Website and app data records:
--- START ---

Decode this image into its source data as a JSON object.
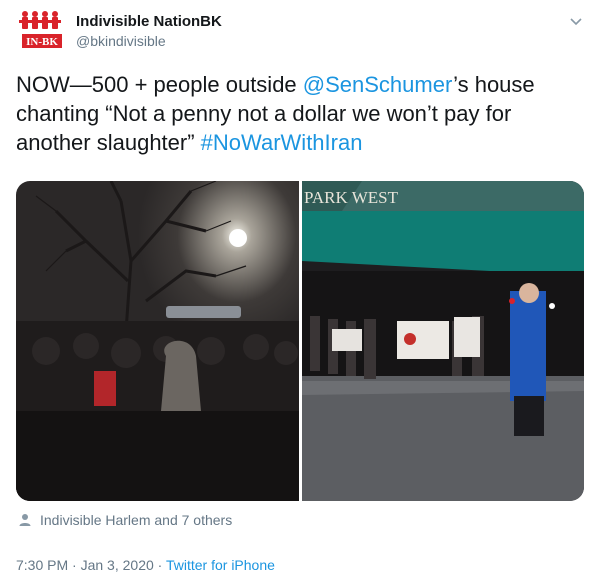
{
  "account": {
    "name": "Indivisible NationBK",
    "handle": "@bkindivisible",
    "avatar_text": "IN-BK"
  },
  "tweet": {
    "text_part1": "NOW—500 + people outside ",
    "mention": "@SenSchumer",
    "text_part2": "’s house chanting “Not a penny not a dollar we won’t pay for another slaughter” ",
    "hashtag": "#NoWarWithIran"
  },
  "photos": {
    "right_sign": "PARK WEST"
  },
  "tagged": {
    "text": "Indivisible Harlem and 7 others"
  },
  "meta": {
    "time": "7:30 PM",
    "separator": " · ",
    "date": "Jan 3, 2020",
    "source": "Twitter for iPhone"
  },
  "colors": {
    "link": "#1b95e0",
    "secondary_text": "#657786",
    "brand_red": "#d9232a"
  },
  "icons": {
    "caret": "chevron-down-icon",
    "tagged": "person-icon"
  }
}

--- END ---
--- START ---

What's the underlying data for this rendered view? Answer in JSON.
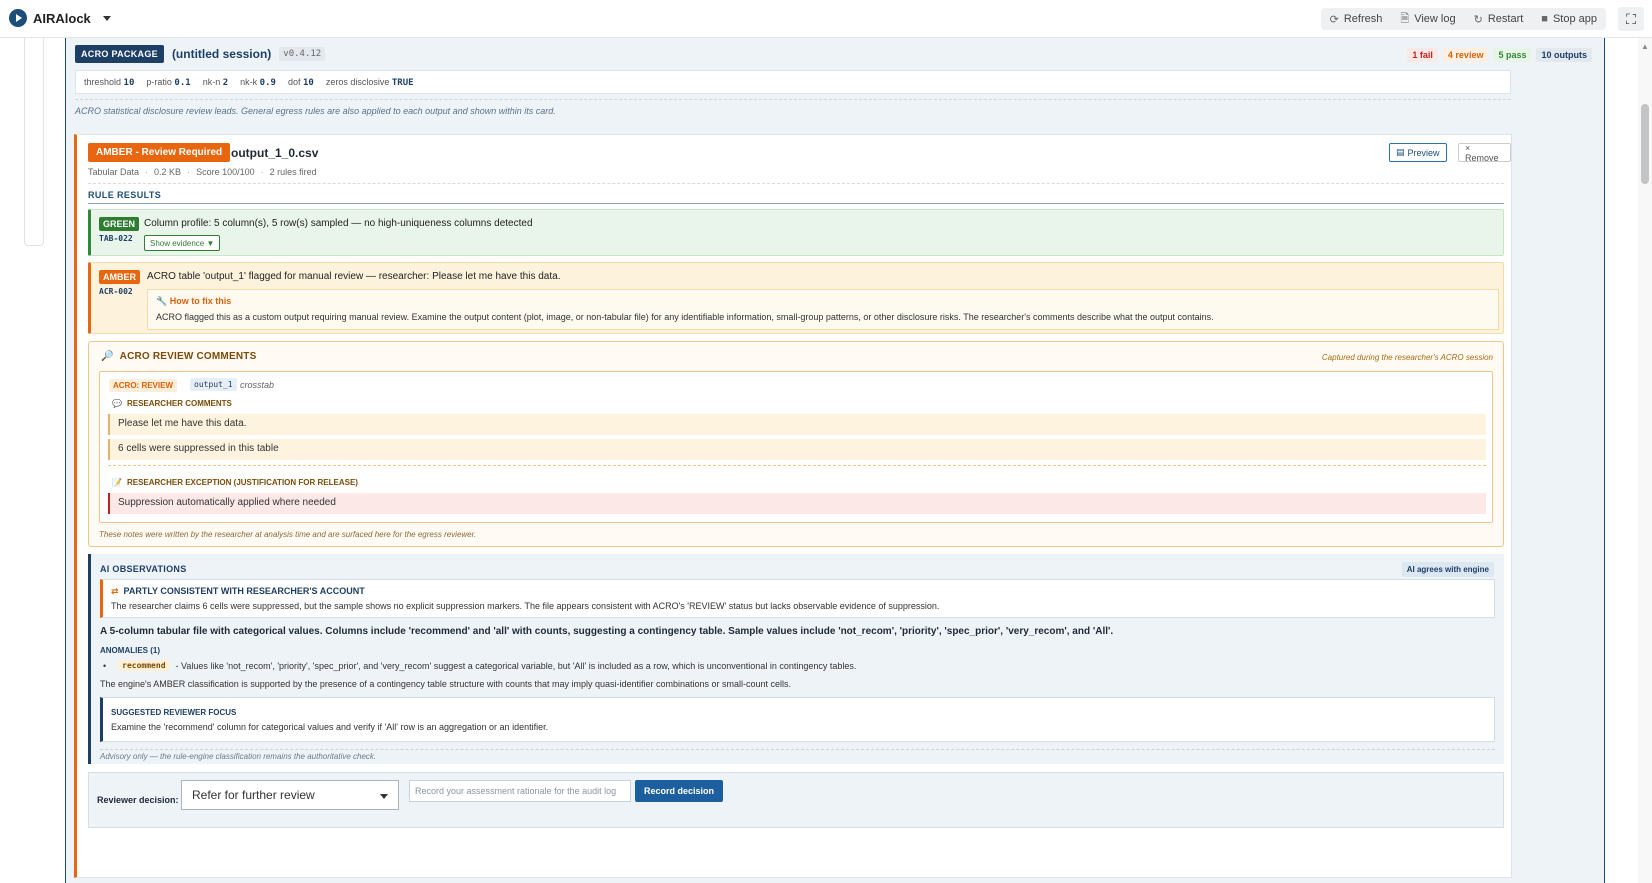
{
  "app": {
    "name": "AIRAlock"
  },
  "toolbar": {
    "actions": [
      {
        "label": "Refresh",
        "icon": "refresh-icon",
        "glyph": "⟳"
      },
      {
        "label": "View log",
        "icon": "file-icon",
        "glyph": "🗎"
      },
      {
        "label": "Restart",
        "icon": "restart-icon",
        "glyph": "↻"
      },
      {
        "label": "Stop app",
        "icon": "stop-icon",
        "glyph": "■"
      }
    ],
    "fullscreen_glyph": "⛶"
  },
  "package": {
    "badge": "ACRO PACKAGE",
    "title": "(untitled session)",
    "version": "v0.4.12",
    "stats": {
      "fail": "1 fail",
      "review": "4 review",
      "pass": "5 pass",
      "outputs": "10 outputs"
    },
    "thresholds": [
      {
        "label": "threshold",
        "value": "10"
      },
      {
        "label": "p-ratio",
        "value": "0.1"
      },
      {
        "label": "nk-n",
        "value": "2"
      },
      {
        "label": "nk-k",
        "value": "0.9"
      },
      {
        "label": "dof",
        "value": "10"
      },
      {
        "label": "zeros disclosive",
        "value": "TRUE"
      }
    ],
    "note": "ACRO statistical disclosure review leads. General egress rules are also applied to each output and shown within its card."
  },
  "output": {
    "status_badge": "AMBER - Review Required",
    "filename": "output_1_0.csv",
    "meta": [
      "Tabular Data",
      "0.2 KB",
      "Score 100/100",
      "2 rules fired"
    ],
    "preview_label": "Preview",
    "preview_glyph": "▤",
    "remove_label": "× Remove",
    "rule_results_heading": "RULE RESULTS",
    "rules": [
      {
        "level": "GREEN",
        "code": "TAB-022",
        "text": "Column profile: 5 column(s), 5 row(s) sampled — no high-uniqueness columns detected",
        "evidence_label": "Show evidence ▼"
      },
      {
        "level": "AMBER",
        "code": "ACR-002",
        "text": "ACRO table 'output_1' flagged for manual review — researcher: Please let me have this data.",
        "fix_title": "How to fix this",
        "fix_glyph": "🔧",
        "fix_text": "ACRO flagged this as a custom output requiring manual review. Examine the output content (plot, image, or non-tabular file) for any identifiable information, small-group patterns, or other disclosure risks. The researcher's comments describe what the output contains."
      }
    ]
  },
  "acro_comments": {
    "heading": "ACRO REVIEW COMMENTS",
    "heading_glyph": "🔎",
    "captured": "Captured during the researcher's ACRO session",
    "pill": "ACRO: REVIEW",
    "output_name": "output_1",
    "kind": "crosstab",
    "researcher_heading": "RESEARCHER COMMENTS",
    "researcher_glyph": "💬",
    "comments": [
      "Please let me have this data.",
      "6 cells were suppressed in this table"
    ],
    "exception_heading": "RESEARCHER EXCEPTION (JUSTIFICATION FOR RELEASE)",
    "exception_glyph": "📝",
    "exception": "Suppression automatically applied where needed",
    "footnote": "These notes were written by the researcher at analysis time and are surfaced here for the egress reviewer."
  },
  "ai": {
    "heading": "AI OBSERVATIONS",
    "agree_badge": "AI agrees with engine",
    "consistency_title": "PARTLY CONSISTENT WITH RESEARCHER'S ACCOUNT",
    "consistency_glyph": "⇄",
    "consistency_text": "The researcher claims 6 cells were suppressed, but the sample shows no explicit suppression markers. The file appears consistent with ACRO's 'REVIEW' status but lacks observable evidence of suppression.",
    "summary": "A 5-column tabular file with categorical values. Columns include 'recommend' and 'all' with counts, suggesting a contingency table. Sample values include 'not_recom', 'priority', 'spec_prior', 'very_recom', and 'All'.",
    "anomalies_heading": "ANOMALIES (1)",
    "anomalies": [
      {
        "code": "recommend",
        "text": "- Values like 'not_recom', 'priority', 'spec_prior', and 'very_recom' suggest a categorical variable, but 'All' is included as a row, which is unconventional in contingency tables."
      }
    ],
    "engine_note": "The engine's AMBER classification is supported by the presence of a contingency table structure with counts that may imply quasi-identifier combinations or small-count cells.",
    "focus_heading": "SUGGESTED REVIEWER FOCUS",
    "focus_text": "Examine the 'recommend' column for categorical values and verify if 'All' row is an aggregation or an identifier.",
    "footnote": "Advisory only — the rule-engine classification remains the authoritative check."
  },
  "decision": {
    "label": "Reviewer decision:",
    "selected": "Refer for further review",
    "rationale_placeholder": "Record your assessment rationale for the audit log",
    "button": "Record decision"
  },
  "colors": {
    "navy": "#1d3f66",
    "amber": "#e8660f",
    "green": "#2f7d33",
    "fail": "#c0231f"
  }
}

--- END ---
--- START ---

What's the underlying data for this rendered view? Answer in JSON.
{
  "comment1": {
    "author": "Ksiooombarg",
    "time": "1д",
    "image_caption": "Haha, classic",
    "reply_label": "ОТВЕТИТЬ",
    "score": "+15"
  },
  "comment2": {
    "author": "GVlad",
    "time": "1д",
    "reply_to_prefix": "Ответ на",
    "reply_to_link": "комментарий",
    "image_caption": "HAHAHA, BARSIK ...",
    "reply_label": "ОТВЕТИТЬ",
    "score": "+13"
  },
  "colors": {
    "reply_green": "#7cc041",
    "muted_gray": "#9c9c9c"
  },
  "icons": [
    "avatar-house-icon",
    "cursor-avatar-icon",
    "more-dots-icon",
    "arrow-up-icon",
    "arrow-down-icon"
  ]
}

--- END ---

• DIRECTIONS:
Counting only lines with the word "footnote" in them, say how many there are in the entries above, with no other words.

• YOUR SOLUTION:
2